◆ **ACTIVITY**
Work out how many lines of the listing hold "subtitle", then state only that count.

········

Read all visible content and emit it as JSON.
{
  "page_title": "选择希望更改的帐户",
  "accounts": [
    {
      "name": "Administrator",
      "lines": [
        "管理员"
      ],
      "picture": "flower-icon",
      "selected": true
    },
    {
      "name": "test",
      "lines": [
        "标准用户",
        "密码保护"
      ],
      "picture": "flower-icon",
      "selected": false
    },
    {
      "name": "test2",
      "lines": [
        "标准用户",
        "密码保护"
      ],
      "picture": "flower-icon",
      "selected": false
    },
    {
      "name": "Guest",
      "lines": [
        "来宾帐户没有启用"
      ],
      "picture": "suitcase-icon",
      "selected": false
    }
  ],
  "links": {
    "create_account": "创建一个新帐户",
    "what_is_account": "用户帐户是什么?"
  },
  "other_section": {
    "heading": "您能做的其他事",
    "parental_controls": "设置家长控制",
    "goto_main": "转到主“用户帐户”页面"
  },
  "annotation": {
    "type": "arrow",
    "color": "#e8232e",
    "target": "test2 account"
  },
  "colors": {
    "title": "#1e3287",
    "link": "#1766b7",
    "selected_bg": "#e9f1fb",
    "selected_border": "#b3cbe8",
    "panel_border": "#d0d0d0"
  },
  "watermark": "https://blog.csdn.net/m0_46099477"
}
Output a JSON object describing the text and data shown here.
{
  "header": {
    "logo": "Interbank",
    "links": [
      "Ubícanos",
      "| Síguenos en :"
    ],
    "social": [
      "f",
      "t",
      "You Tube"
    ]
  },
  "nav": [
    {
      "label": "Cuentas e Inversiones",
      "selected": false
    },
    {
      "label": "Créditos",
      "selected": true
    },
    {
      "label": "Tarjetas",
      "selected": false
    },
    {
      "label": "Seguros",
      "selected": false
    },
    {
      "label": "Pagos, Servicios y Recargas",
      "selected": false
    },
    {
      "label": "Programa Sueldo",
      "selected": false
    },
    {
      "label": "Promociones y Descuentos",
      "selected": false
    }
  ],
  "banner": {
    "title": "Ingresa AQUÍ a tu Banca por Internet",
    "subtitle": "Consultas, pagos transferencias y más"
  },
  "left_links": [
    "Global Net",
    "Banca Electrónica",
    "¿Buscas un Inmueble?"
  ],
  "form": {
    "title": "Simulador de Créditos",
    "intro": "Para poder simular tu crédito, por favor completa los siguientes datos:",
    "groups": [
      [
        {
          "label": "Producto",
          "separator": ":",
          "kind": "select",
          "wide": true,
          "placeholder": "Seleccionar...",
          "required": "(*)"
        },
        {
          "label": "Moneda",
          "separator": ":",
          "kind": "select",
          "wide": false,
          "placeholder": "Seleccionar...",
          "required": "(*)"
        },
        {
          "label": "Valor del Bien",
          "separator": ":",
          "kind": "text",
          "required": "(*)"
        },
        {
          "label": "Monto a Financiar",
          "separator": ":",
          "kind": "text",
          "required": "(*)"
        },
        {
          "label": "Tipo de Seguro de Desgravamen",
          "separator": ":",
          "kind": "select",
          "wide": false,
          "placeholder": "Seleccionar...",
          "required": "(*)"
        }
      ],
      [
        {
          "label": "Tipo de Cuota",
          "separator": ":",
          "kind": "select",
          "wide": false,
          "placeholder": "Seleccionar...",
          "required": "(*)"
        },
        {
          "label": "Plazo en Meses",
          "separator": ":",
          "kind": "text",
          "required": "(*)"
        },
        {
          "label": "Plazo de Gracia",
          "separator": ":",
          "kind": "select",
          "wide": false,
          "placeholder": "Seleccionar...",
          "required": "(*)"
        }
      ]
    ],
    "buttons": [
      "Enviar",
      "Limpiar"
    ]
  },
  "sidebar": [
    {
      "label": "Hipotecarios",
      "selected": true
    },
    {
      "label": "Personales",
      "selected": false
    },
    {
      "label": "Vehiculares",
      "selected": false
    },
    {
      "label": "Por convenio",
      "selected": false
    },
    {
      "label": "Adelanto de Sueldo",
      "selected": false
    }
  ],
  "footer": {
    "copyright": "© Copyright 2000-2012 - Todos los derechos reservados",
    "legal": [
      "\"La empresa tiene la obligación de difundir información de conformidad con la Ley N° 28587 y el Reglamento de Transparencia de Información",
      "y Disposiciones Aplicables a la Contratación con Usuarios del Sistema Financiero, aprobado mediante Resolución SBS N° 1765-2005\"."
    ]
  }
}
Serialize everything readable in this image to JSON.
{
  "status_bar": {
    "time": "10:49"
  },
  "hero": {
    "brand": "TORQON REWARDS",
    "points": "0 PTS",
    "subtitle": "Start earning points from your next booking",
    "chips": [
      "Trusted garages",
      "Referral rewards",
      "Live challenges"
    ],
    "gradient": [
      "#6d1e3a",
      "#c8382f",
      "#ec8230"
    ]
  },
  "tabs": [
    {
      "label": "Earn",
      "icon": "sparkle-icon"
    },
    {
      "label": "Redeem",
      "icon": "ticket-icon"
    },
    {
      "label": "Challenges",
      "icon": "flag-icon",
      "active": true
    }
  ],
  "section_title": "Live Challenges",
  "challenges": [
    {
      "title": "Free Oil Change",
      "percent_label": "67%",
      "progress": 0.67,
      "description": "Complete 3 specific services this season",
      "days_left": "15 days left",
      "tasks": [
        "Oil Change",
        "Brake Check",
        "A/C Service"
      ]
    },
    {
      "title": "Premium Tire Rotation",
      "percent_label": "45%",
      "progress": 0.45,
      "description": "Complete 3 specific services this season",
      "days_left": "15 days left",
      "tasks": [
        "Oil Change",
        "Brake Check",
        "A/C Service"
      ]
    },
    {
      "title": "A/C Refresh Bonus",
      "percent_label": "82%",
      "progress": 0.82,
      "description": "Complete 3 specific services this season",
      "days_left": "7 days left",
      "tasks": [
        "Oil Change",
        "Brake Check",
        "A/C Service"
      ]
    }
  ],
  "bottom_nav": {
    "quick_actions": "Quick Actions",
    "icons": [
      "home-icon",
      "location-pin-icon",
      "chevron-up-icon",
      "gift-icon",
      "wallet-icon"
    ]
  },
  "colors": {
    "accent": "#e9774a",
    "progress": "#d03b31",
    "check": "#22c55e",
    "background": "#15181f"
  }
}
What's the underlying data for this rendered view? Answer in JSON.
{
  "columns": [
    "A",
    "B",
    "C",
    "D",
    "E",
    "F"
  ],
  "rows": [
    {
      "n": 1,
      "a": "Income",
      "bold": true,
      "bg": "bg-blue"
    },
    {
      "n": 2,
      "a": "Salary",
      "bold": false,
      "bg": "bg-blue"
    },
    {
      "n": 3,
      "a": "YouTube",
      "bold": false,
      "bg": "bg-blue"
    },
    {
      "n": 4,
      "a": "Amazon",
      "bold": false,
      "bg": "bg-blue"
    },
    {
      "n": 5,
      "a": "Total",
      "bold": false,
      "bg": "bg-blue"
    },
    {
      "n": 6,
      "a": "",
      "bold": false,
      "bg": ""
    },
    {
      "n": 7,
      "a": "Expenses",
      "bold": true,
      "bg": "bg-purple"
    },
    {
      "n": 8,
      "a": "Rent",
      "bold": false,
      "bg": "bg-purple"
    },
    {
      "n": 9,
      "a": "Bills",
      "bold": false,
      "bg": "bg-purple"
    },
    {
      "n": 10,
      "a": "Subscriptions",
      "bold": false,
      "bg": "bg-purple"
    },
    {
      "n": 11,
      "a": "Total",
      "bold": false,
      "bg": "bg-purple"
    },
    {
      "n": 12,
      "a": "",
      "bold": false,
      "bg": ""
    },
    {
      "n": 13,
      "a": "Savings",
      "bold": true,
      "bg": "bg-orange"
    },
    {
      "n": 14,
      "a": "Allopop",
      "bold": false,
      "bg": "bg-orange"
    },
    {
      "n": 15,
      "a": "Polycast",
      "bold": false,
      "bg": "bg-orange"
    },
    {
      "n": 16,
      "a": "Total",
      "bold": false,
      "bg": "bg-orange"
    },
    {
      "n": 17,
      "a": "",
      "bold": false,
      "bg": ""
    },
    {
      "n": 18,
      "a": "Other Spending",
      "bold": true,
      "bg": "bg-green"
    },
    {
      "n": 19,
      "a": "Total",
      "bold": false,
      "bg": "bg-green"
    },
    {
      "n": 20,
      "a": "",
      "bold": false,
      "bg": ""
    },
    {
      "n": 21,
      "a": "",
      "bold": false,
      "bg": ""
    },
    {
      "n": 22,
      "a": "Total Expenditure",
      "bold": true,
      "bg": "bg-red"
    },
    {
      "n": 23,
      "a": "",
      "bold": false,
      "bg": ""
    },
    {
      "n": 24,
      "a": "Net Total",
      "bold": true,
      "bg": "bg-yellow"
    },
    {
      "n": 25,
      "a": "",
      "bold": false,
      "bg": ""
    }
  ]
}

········

◆ **WRITTEN SOLUTION**
2